“Bad things happen all the time and I’d like to believe there’s a bigger picture,” says Fahad, now 24.
“We need a God because we need a sense of place and purpose and a sense of something beyond.”
He says some of the tension between science and religion arises because people take the Koran and Bible literally.
A lot of people say “a lot of stupid things” in the name of religion but the opposite should be true, Fahad says.
Fahad’s own approach to Islam includes a critical reading of the Koran.
“You need to be sceptical in order to be correct,” he says.
“That rings true in both my research and in my faith.”

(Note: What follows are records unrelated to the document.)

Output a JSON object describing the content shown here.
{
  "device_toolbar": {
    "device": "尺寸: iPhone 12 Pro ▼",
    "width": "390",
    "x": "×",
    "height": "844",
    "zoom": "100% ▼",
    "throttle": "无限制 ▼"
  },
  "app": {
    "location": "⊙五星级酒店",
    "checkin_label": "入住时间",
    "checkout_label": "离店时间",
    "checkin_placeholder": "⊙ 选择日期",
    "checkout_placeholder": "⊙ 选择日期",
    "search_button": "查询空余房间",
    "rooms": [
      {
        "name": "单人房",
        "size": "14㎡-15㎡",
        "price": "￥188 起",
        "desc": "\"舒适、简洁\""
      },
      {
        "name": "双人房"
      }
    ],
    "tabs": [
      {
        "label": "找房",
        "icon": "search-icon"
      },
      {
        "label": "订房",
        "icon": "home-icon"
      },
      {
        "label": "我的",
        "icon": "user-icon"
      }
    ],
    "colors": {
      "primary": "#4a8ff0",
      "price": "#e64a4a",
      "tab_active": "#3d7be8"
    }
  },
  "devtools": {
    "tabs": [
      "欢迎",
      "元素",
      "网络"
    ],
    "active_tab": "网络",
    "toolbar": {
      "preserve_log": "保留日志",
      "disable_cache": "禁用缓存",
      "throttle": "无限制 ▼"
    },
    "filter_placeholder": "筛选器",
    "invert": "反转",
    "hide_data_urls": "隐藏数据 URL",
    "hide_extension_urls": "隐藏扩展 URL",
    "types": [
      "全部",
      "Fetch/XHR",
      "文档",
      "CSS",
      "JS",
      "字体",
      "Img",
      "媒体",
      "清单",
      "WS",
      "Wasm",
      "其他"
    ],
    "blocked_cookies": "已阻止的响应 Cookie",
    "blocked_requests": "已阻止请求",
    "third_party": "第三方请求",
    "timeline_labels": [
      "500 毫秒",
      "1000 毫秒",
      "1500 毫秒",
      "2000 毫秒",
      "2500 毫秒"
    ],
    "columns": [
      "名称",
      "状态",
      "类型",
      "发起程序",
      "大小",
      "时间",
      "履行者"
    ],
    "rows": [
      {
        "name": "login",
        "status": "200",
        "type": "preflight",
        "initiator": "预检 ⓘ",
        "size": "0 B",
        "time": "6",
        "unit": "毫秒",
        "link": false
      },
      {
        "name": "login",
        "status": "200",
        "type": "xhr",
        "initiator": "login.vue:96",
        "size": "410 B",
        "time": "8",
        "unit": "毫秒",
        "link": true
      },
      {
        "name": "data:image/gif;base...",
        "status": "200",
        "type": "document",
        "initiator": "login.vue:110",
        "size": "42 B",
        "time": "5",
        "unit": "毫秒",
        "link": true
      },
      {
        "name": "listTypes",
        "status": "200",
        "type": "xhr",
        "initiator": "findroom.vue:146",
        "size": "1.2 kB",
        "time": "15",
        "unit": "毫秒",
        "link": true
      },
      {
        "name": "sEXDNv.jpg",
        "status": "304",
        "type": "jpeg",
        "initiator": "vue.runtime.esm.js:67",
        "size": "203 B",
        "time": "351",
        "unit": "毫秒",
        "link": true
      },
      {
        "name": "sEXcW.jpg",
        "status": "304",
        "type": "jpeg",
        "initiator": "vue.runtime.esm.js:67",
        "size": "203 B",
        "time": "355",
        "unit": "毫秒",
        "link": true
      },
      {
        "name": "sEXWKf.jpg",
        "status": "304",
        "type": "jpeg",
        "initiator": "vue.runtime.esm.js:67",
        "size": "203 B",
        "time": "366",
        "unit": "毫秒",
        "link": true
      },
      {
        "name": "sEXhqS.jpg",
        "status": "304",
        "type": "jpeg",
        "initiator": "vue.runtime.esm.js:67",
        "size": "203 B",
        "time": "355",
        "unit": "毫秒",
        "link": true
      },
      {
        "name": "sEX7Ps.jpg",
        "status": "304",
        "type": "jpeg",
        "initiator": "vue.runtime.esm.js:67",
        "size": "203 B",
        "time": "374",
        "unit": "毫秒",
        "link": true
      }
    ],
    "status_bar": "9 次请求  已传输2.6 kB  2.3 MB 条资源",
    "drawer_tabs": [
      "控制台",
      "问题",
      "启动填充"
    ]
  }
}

He says in his reading, the Koran encourages “compassion, common decency, generosity and intelligence”.
Islamic scientists and philosophers played an important role in the development of science. (Getty Images: Chris Hondros)
Fahad is yet to complete his honours year but meanwhile has been assisting in research using CRISPR to streamline genetic modification in plants at The University of Sydney Institute of Agriculture.
While there are “big moral questions” about how to apply genetic modification, he believes it should be used to cure disease and increase food production.
“Science should be in the service of humanity,” Fahad says.
And Fahad argues that unforgiving and extreme perspectives, whether they’re based on faith or science, can be problematic.
“Reason and rationality in the Islamic world has been in crisis for decades,” he says.
“There’s not really any nice way to say this: people have lost their brains.”
He says fundamentalism is on the rise because “people need to grasp something because they can’t make sense of their place in the world”.
On the other hand, “militant atheists” like Richard Dawkins have “contributed to the idea that in order to be smart, you need to let go of religion”.
“But that’s patently false and I think a lot of people in the scientific community know that as well,” he says.
“The entire state of what science is as a field today would not be the same without the contribution of Islamic scientists and thinkers and philosophers,” says Fahad, pointing out that “algebra” is an Arabic word.
Fahad argues conflict also comes from people using God to explain things that science can’t.
“God should not be made to stand in for scientific uncertainty.
“Science closes the gap, and then there’s one less place for God to be found.
“Eventually God will vanish entirely — removed from the picture by science — and then people get aggressive and say science is wrong, which doesn’t help anyone.”
While some see evolutionary theory as threatening faith, Fahad disagrees.
“I think it’s a testament to God more than anything — that we can bring about all life on earth from a single origin.”
Source (reproduced with permission)